Perfect for power logging or modern long boarding Get out there

Been a very slow couple of years in the south
kind of have to adapt or travel east to remind oneself of quality that inspires or maintains stoke

Pack that car Ryder before you sell
the hardest part of the chase is not being able to chase at all

the consistency and quality is a massive motivator for the east coast crew in comparisons to the wave starved regions

everyone's feeling it whilst as Craig and the east coast crew are having bumper seasons frustrating on one level and epic on another

finding quality has been rare for many in comparison to what crew usually chase it's been atrocious by higher standards

So much so crew have resorted to wavepool fly ins or reshuffling the the shuttlecock collection and badminton rackets but it is as it is

get out there

velocityjohnno's picture
velocityjohnno's picture
velocityjohnno Tuesday, 13 Sep 2022 at 12:01pm

There's been some joy log sessions

Trentslatterphoto's picture
Trentslatterphoto's picture
Trentslatterphoto Monday, 12 Sep 2022 at 4:20pm

WA has been shit

I focus's picture
I focus's picture
I focus Monday, 12 Sep 2022 at 4:46pm


velocityjohnno's picture
velocityjohnno's picture
velocityjohnno Tuesday, 13 Sep 2022 at 11:59am

So I took a wrong left turn at Winchelsea? D'oh!

Sprout's picture
Sprout's picture
Sprout Monday, 12 Sep 2022 at 5:00pm

To be fair to the Southerners, endless swell does not equal endless pumping waves, at least for the SC it's been mostly mediocre wind, sand and surf. Winter was crap, no classic days, at least it was cold though which was nice.

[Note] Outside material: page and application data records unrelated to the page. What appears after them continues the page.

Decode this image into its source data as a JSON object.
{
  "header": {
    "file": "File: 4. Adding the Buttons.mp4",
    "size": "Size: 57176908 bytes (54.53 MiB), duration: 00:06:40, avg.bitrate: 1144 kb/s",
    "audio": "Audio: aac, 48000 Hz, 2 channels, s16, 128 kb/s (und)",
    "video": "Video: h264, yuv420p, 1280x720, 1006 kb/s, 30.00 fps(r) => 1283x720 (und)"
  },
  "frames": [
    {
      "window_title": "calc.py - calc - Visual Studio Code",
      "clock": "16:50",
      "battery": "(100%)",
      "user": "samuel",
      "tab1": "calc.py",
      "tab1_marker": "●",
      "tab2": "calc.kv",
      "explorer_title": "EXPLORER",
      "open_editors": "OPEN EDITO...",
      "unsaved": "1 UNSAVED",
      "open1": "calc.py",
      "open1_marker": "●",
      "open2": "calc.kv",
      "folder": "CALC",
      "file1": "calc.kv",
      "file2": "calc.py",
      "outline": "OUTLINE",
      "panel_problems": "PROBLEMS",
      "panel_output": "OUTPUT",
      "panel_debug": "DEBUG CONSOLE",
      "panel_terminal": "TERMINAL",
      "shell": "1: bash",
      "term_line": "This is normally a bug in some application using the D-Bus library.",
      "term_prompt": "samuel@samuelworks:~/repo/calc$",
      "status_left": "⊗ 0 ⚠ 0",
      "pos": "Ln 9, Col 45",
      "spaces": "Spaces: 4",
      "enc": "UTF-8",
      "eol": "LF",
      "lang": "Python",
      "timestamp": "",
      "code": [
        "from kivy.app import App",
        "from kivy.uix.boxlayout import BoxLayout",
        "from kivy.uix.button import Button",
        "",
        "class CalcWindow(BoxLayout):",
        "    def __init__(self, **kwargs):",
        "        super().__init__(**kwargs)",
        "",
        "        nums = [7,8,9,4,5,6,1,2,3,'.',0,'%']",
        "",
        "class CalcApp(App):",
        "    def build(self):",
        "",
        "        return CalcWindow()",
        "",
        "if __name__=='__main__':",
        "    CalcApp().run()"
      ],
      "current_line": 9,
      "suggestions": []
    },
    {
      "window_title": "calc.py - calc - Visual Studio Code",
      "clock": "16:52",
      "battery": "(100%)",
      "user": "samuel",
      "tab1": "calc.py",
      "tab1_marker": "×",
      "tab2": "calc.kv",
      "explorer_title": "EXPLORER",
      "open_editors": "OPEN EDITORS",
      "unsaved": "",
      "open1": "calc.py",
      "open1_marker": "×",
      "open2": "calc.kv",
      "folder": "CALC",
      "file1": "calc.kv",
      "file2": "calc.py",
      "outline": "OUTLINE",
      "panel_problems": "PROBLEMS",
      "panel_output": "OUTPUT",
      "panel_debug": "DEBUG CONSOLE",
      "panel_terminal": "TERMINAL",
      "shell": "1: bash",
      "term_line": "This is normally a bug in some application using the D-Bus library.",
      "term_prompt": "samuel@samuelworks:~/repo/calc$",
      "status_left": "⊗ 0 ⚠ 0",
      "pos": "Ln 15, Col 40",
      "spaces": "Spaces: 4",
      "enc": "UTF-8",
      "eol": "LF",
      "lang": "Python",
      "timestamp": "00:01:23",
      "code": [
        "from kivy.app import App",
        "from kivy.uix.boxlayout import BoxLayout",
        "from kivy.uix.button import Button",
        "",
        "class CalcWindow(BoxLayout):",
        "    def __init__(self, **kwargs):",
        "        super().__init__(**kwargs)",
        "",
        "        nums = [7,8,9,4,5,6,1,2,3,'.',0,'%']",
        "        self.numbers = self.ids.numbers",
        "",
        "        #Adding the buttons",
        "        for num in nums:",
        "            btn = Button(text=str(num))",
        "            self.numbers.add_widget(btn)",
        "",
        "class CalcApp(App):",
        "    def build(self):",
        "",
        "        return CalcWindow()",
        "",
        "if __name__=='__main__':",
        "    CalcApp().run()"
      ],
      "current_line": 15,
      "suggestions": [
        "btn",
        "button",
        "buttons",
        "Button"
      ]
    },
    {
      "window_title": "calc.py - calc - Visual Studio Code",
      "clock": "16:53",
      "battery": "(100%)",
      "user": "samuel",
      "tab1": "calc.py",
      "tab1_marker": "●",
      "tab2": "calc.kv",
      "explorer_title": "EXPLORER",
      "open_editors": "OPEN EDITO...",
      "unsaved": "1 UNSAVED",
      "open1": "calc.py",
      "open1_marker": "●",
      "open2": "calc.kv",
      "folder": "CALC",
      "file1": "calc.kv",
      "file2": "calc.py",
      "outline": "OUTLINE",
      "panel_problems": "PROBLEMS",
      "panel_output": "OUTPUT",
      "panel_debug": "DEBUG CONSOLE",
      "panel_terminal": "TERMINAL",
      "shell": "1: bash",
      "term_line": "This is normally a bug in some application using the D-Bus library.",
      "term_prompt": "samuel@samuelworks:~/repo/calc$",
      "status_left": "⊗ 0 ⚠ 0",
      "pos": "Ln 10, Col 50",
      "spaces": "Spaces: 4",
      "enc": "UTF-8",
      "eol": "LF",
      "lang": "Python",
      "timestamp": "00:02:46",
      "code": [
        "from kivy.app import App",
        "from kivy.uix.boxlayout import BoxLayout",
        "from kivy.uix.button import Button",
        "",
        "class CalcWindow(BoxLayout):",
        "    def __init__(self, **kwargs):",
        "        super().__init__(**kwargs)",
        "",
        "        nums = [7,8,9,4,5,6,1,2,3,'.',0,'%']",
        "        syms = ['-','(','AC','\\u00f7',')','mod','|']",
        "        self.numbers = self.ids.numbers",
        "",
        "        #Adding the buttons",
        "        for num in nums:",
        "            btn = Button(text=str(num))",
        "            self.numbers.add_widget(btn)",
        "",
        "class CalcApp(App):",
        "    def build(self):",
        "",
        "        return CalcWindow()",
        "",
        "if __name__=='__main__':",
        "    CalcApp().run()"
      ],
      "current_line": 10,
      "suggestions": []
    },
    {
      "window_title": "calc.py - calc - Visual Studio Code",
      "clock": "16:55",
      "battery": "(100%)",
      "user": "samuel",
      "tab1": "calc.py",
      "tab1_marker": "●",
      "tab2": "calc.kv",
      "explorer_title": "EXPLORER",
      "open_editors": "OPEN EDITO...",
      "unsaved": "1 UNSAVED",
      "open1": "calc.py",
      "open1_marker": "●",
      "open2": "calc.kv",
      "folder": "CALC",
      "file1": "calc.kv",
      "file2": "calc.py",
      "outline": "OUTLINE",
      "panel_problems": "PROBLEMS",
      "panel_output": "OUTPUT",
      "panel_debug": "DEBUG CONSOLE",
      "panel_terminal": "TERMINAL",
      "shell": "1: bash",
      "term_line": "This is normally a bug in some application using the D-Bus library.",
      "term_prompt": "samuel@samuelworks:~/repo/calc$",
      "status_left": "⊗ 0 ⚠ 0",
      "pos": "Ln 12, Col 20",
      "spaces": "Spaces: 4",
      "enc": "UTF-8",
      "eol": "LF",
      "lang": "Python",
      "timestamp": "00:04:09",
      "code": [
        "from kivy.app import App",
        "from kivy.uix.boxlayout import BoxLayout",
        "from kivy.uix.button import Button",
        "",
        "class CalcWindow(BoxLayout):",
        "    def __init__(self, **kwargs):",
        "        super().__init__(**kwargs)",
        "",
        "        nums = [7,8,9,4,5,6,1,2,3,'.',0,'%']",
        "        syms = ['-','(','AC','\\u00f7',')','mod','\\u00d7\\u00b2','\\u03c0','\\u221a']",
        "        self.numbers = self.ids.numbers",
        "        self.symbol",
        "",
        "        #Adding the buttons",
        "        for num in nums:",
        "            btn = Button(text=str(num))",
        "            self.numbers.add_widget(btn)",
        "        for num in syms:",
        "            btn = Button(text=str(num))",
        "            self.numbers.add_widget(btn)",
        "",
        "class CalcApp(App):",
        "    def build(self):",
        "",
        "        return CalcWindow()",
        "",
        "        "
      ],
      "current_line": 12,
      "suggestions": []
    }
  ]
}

Look forward to this cycle ending one day.

nicko74's picture
nicko74's picture
nicko74 Monday, 12 Sep 2022 at 6:27pm

Yep this year was particularly peculiar in the West

evosurfer's picture
evosurfer's picture
evosurfer Tuesday, 13 Sep 2022 at 10:54am

I believe the 1st two years of the China virus were better than this year.
In saying that this year has been pretty epic as well, we wont know what
has hit us when it goes back to standard surf winter and summer.

Frodge's picture
Frodge's picture
Frodge Tuesday, 13 Sep 2022 at 2:48pm

"Moving into the spring and summer ahead, with our third La Niña summer locked and loaded,"

BOM have come to the La Nina party, with today's update:

Craig's picture
Craig's picture
Craig Tuesday, 13 Sep 2022 at 3:20pm